One of Chrysler Corporation’s new breed of dashing young executives was in Miami recently to address the monthly meeting of the South Florida Automotive Media Association and he told the group that his company has some great new vehicles in the pipeline for the American consumer.
Speaking to SAMA board members gathered for lunch in Miami Beach on the sixth floor of the new and stunningly beautiful 1111 Lincoln Road parking garage, Ralph Gilles — who is the president and CEO of Dodge and also serves as the vice president of design for Chrysler Corporation – said today’s car companies are going to find themselves locked in a “knife fight” for market share.
“We (Chrysler) have some great things (vehicles) in store that are coming and will help round out our portfolio,” said Gilles. “But it’s going to be an interesting knife fight out there because everybody’s car portfolio is going to meet head on; everyone’s going to have a small car, everyone’s going to have a medium car, everyone’s got a luxury brand. So the ones that win will be the ones with the brand that actually mean something to people.”
Gilles conceded that all of the U.S. companies are turning out good vehicles today and the industry has become intensely competitive.
“The American car companies are building some really good cars right now,” he said. “We know internally that we are seeing huge strides in quality. And that’s reflected at our dealers where the average dealer is basically doing maintenance work and not warranty work; a very steep drop in warranty claims.”
Gilles told the auto writers that Chrysler’s partnership with Italian car company Fiat is progressing very well.
“It’s phenomenal,” he said. “We’re well underway, we’re almost two years into it now and the transparency is incredible. The back and forth exchange between engineers is great. We’re already doing commingle projects. The Fiat 500 is being built in Mexico, engineered by Americans for this market.

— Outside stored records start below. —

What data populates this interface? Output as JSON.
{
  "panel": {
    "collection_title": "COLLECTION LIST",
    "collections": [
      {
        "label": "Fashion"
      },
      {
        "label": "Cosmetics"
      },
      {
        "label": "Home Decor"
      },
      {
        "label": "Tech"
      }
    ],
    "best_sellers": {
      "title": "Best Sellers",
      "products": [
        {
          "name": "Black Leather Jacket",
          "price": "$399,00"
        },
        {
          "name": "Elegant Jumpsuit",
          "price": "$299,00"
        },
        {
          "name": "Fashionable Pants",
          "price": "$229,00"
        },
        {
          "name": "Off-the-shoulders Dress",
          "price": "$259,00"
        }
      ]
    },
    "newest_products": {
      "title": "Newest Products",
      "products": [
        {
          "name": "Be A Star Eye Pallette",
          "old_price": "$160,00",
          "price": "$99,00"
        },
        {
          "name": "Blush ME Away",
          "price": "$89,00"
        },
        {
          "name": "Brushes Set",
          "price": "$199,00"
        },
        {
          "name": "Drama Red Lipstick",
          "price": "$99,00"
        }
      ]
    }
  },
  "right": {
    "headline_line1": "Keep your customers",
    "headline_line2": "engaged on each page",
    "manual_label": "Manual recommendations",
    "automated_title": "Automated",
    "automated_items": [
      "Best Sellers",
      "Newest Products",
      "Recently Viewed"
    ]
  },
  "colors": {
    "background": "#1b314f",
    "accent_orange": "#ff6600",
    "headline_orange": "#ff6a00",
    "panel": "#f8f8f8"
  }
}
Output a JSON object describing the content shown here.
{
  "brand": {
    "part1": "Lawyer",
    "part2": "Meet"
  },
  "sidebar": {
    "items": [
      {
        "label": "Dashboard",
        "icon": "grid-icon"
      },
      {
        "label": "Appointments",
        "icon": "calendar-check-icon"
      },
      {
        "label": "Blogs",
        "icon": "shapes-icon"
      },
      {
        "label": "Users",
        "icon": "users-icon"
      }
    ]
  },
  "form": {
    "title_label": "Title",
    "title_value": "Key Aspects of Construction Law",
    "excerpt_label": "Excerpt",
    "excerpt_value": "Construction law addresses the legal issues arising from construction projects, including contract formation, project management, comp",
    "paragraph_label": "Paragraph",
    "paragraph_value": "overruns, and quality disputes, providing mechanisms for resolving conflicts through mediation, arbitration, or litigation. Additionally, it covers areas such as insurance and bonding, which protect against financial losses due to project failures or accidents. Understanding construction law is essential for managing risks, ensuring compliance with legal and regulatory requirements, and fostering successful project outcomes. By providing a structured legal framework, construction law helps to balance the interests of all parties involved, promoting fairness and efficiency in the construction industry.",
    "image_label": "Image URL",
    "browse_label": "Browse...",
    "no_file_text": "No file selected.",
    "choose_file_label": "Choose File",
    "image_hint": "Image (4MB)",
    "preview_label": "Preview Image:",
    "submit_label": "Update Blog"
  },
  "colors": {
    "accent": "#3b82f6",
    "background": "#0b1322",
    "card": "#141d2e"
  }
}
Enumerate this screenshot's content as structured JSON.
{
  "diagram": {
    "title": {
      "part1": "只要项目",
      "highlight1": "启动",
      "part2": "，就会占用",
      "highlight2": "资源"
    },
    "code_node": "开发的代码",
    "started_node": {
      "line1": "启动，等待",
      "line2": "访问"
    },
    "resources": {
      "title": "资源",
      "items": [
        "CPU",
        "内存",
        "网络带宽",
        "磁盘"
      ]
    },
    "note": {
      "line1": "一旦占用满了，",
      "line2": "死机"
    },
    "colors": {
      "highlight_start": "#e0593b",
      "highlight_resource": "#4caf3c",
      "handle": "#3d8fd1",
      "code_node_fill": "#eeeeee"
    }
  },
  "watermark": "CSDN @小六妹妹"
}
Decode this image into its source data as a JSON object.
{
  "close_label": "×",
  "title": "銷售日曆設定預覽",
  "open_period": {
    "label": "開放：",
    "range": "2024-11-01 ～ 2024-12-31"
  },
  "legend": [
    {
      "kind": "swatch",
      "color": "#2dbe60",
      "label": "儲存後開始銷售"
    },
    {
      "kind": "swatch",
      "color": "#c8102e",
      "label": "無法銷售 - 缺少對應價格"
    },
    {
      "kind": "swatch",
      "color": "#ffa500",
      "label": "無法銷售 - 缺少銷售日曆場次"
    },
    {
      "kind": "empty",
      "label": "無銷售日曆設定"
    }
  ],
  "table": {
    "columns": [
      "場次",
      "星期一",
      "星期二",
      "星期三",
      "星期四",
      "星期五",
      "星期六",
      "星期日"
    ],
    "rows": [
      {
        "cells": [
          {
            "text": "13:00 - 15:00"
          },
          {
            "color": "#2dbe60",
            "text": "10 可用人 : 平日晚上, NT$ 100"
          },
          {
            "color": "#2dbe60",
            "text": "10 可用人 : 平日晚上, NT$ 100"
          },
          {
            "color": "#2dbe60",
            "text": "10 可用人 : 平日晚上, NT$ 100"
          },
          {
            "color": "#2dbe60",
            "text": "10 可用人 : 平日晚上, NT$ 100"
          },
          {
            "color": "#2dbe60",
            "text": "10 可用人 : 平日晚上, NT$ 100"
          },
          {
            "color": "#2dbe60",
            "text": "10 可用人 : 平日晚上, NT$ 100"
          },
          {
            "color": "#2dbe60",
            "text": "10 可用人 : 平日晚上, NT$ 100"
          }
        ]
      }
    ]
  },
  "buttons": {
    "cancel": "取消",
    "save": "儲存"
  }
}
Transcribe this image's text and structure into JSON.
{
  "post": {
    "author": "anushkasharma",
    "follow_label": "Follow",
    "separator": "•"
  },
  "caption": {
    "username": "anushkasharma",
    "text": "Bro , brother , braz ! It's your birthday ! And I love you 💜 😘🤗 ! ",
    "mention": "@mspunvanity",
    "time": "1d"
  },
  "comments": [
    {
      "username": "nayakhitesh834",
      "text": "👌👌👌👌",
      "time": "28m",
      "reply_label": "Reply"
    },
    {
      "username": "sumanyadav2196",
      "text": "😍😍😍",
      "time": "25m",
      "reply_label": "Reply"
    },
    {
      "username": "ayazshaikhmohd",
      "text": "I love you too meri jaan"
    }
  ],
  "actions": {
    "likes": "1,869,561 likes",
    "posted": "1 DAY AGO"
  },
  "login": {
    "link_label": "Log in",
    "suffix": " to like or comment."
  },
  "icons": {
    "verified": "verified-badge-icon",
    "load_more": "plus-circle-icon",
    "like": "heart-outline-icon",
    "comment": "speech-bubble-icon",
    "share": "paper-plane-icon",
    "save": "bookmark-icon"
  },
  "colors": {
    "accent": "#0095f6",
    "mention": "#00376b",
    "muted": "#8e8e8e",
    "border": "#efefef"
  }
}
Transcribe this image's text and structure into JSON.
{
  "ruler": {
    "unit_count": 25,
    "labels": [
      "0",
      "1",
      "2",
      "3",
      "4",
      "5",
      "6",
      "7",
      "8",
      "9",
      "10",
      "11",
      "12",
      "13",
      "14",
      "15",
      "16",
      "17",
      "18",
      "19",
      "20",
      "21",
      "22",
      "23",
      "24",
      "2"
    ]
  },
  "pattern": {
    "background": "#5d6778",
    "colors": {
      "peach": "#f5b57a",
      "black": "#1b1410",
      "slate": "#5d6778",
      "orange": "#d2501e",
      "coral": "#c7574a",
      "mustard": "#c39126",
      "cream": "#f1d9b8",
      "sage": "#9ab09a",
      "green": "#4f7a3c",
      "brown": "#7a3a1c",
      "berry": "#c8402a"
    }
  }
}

The engine is being built in Dundee, Michigan. So, it’s happening, real time!”
Gilles also said Chrysler has not been left behind in the development of an electric car and has one in development that will be on the market by the end of 2012.
“Electric vehicles make sense, but the vehicle demand has to be right,” he said. “The thing about electric powertrains is that they are very scaleable, very easy to move around. So we’re going to use the Fiat 500, it’s the perfect donor; it’s a very low energy-demand type of vehicle and it’s very efficient. All the work that we did the last three years (on electric vehicle technology) is not going to waste and it will be out in less than two years. It’s well under way.”
Flanked by six new 2011 Dodge vehicles – a Charger, a Challenger, an Avenger, a Caravan, a Journey and a Durango — Gilles told SAMA members that Chrysler and Dodge have redefined their marketing strategy after coming out of bankruptcy and are focusing on a more youthful buyer.
“The new younger buyer is somewhat unpolluted,” he said. “Their mindset has yet to be formed. We do okay with our loyalty in terms of our current buyers, we’re kind of growing with them; but it’s time to fish in fresh waters, basically.”
Gilles also said that auto racing fits well with Dodge’s marketing strategy.
“We make rear-drive, V-8 powered vehicles and that’s what we race,” he said. “So we’re one of the few auto makers that actually build what we race. And it’s hard to ignore the reach that NASCAR has. Eight-and-a-half million people watch every weekend, so you’ve gotta be there. If you’re not, you’re almost suspiciously absent, especially for a brand like ours, which is all about performance.”